Oil crept higher, with a demand increase from cold weather the latest addition to a rally that has pushed crude to a 10-month high.
Demand could get a boost of at least 1 million barrels a day, Goldman Sachs Group Inc said, as frigid temperatures in Asia and Europe sent other energy markets soaring. In Japan, power generators have been buying cargoes of low-sulfur fuel oil for the purpose of direct burning, according to traders.
The market outlook has already been tightening. Saudi Arabia trimmed February supplies to at least 11 refiners in Asia and Europe after announcing surprise production curbs last week.
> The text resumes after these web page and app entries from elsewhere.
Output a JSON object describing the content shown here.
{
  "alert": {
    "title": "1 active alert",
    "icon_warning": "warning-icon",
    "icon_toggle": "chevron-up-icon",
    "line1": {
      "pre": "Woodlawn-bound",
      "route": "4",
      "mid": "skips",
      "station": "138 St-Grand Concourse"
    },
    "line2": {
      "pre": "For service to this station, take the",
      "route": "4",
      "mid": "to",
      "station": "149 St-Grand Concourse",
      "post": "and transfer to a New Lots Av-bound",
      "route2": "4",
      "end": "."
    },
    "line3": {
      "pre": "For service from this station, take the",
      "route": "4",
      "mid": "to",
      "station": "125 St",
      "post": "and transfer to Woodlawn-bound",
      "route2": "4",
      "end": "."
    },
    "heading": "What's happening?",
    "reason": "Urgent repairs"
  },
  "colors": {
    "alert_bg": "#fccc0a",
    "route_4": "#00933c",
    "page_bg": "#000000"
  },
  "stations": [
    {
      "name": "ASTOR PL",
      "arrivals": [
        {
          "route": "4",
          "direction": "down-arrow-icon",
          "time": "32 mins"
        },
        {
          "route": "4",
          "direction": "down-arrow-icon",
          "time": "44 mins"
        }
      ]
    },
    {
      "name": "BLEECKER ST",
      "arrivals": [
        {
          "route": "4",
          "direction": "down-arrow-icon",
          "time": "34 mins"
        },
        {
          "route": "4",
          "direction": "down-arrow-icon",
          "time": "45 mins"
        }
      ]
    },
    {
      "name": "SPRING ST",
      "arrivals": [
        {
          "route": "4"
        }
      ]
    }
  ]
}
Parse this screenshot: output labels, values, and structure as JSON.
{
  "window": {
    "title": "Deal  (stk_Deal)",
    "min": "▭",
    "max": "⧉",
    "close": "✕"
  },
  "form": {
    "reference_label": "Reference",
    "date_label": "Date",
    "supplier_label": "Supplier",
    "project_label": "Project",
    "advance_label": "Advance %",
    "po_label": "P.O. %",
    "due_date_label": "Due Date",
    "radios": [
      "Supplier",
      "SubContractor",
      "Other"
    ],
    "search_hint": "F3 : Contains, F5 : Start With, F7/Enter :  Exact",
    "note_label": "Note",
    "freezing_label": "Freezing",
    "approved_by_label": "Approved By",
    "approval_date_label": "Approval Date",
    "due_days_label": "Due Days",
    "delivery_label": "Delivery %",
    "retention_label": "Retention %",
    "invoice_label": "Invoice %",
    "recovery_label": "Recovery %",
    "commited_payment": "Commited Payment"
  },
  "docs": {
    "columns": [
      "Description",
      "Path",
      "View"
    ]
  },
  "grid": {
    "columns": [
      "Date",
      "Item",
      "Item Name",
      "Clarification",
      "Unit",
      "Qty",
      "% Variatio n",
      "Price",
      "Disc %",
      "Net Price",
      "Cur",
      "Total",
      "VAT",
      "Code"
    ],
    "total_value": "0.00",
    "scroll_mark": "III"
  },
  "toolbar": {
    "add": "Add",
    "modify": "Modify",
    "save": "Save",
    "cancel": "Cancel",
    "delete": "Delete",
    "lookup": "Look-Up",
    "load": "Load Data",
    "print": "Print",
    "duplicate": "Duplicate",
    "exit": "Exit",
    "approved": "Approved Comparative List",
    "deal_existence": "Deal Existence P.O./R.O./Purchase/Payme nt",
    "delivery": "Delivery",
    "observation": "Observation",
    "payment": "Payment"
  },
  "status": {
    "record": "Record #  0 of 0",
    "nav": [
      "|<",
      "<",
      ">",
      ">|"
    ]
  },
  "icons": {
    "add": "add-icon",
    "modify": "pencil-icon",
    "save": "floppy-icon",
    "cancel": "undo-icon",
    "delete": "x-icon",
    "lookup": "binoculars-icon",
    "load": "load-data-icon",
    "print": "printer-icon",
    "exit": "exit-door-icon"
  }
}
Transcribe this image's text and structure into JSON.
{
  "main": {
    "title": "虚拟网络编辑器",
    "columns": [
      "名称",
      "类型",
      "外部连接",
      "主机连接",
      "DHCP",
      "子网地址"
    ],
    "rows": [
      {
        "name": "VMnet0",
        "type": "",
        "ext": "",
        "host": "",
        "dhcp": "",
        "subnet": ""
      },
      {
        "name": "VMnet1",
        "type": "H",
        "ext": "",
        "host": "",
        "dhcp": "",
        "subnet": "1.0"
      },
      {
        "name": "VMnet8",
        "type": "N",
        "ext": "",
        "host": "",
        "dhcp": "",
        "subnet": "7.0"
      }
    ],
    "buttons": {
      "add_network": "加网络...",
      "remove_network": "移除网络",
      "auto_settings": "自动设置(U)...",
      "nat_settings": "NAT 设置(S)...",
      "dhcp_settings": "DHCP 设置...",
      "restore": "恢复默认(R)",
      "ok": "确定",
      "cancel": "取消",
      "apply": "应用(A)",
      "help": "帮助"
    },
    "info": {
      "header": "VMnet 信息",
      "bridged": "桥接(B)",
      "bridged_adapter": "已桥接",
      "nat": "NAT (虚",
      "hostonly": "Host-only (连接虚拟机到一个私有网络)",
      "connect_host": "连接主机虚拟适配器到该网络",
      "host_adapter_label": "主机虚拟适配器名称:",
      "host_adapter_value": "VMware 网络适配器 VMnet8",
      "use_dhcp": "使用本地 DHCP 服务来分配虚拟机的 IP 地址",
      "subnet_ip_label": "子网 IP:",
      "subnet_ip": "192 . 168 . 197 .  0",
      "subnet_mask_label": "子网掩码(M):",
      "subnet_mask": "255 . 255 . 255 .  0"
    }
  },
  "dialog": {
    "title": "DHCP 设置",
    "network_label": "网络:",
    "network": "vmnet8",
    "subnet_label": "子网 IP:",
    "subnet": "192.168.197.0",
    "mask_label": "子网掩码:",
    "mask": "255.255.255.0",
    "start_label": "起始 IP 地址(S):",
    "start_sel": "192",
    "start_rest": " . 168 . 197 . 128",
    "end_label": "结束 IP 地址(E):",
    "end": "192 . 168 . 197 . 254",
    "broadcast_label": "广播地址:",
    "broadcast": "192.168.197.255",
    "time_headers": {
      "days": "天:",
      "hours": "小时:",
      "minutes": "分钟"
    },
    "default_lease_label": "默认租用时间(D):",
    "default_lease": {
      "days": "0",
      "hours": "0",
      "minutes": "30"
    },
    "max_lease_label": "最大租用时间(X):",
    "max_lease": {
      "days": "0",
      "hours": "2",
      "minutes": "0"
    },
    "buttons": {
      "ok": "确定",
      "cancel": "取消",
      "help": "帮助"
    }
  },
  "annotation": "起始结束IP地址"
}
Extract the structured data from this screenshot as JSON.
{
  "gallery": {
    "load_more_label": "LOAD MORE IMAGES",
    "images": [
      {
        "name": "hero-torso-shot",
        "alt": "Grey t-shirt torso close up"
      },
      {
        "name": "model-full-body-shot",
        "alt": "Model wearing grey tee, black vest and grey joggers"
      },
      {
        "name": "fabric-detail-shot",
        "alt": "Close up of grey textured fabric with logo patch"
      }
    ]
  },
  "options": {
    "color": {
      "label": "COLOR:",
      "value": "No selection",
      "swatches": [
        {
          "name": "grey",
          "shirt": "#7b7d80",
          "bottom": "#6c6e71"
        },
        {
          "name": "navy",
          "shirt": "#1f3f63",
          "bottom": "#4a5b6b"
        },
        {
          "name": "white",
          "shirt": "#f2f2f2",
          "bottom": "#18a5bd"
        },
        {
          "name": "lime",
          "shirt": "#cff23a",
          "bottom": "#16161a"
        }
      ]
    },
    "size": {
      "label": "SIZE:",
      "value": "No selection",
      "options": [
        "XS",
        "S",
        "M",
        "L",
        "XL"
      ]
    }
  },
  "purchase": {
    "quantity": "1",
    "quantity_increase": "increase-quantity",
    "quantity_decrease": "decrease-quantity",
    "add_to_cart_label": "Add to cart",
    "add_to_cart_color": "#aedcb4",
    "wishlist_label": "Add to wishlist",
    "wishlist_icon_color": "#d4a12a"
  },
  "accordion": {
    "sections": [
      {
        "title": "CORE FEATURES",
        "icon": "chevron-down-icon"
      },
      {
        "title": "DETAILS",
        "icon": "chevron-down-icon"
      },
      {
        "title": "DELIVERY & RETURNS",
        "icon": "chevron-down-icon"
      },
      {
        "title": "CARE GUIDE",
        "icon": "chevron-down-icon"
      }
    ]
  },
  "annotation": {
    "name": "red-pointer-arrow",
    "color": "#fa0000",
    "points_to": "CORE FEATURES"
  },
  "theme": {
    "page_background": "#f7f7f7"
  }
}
US inventories are also expected to decline in government data later, after the American Petroleum Institute reported a 5.82 million-barrel weekly drop in crude stocks.
Covid-19 vaccine breakthroughs and the recent Saudi pledge to deepen cuts have underpinned a meteoric rise for oil since the end of October, with prices up almost 50%.
While outbreaks of the coronavirus continue to fuel global consumption concerns, traders see demand returning in the longer term.
“We have a positive outlook,” Russell Hardy, chief executive officer of trading house Vitol Group, said in a Bloomberg Television interview. “The market as usual is racing ahead and factoring in that positive news of a vaccine and the expectation of a better summer and a better second half of 2021.”
West Texas Intermediate for February delivery advanced 0.7% to $53.58 a barrel at 8:52 am in New York.